Adapting a template for a resume

For various reasons, I’ve become way to familiar with the technologies associated with creating resumes. For the record, the coolest are: CV Maker, LaTeX resume templates, JsonResume and just about anyone’s HTML5 resume template. The HTML5 templates are written by people who actually have artistic taste, so they look beautiful. No way could I do the same in a short time, so I bought a template. (Never mind that the Template store’s UI let me buy the wrong template before I bought the right one, let’s focus on the happy parts of this experience.)

To use it for my self, I had to:

Assemble the raw material for a resume. StackOverflow Careers is my ground truth for resume data. From there I copy it to USAJobs and so on.

Load it up in Intellij Visual Studio with Resharper is not too bad, but if you just use Intellij, you get all the goodness that Resharper was giving you and more.

Disable the PHP mailer A contact form is just a spam channel. Don’t ask me why spammers think they can make money sending mail to web admins (unless maybe it’s spear phishing). I considered not showing my email address, but the spam harvesters already have my email address and google already perfectly filters my spam.

Strip out the boiler plate. Every time you think to got it all, there is more references to John Doe.

Fix the load image. The load image was waiting for all assets to render before it would remove the annoying spinner and curtain. But the page did not have any elements that the user might interact with too early. The page didn’t have any flashes of unstyled content like you see with Angular. There weren’t any UI element suddenly snapping into place on the document ready event like a certain app I’ve worked on before.

Deminimize the code. This should be easy, right? A template has to ship with the JavaScript source code. But the code was minimized. So I pointed the page to the non-minimized version. The whole page broke. Finally I noticed the minimized file actually contained version 1.2 and the non-minimized shipped was 1.0. So I deminimized the code and could begin removing the extraneous load image.

Upload to my hosted Virtual Machine . Filezilla all of a sudden decides it can connect, but can’t do anything. Some minutes later, I figure out that TunnelBear, my VPN utility and Filezilla don’t play well together. So I added an exception for my domain.

Write blog post. I just wanted my resume to be a nice container. But as a developer, it sort of looks like maybe I wrote this from scratch. I certainly did not.

How to do postbuild tasks painlessly in Visual Studio

So, you’d think you’d need to write custom msbuild targets or even learn msbuild syntax. Wrong!

(okay, some of this can be done via the project properties, the “Build Events” tab. The “Build Events” tab hides the fact that you are writing msbuild code and now you have batch file code embedded into a visual property page instead a file that can be check into source control, diffed or run independently.)

You will have to edit your csproj file.

1. Create a postbuild.bat file in the root of your project. Right click for properties and set to “always copy”. A copy of this will now always be put in the bin\DEBUG or bin\RELEASE folder after each build.

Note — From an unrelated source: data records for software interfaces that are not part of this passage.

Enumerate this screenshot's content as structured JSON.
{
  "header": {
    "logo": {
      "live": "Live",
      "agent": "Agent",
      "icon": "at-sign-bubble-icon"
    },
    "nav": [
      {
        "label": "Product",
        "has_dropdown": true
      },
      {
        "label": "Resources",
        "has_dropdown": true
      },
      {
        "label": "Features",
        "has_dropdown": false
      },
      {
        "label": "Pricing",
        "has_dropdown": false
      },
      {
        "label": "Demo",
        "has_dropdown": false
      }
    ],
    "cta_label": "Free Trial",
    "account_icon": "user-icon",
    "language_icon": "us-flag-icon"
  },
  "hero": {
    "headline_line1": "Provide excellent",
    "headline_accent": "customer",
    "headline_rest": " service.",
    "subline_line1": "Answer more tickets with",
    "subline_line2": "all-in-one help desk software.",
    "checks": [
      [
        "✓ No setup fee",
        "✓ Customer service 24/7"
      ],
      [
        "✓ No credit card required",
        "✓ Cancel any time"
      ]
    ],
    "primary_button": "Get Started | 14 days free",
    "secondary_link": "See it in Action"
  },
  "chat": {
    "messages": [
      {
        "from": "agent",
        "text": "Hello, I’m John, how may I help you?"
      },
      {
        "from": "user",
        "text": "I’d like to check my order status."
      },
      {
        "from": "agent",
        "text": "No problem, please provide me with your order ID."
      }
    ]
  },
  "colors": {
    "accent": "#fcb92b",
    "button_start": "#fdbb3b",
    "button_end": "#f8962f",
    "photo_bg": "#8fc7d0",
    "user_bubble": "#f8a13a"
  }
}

2. Unload your csproj file (right click, “Unload project”), right click again to bring it up for edit.

3. At the very end, find this:
<Target Name="AfterBuild">
<Exec Command="CALL postbuild.bat $(OutputPath)" />

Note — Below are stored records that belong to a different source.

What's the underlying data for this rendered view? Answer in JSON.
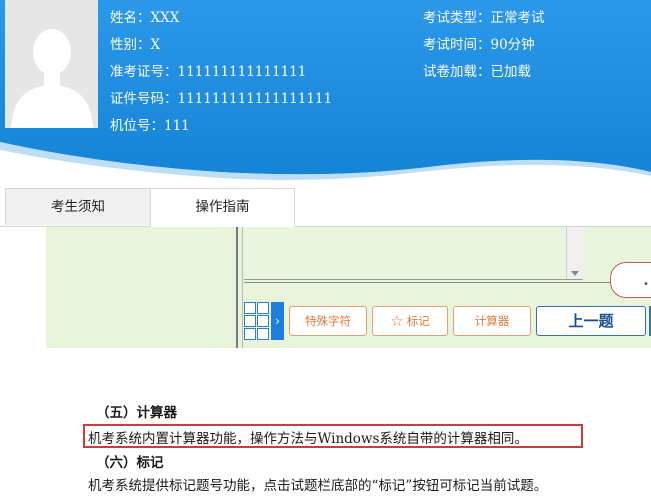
{
  "candidate": {
    "name": "姓名：XXX",
    "gender": "性别：X",
    "admission_no": "准考证号：111111111111111",
    "id_no": "证件号码：111111111111111111",
    "seat_no": "机位号：111"
  },
  "exam": {
    "type": "考试类型：正常考试",
    "time": "考试时间：90分钟",
    "paper_status": "试卷加载：已加载"
  },
  "tabs": [
    {
      "label": "考生须知"
    },
    {
      "label": "操作指南"
    }
  ],
  "guide_toolbar": {
    "special_chars": "特殊字符",
    "mark": "标记",
    "calculator": "计算器",
    "prev": "上一题"
  },
  "doc": {
    "heading_calculator": "（五）计算器",
    "para_calculator": "机考系统内置计算器功能，操作方法与Windows系统自带的计算器相同。",
    "heading_mark": "（六）标记",
    "para_mark": "机考系统提供标记题号功能，点击试题栏底部的“标记”按钮可标记当前试题。"
  },
  "colors": {
    "header_blue": "#1e8ee0",
    "highlight_red": "#d23a3a",
    "button_orange": "#e07a3a"
  }
}
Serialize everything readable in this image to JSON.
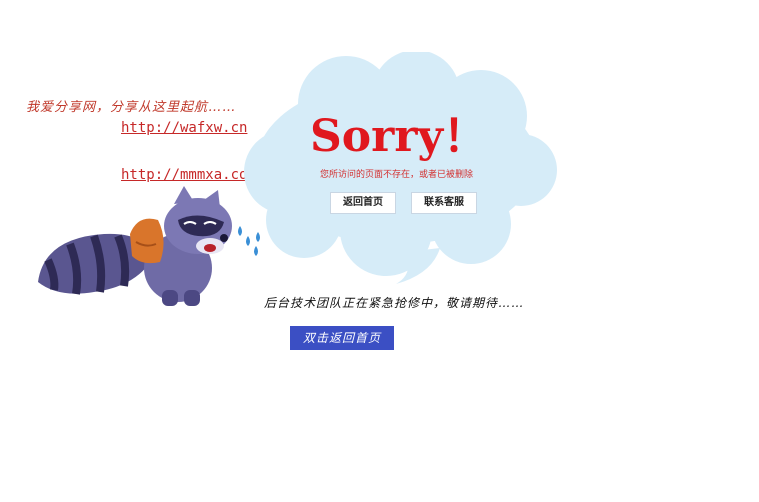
{
  "tagline": "我爱分享网，分享从这里起航……",
  "links": [
    "http://wafxw.cn",
    "http://mmmxa.com"
  ],
  "error": {
    "title": "Sorry！",
    "message": "您所访问的页面不存在，或者已被删除",
    "home_button": "返回首页",
    "service_button": "联系客服"
  },
  "maintenance_text": "后台技术团队正在紧急抢修中，敬请期待……",
  "dblclick_button": "双击返回首页",
  "colors": {
    "accent_red": "#e0181e",
    "cloud": "#d6ecf8",
    "button_blue": "#3b4fc4"
  },
  "icons": {
    "mascot": "crying-raccoon-illustration",
    "bubble": "cloud-speech-bubble"
  }
}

The code passes the \bin\DEBUG or \bin\RELEASE path to the batch file. You could pass more msbuild specific variables if you need to.

Strangely, the build output window will always report an error regarding the first line of the batch file. It will report that SET or ECHO or DIR or whatever isn’t a recognized command. But the 2nd and subsequent lines of the batch file run just fine.

From here you can now call out to powershell, bash, or do what batch files do.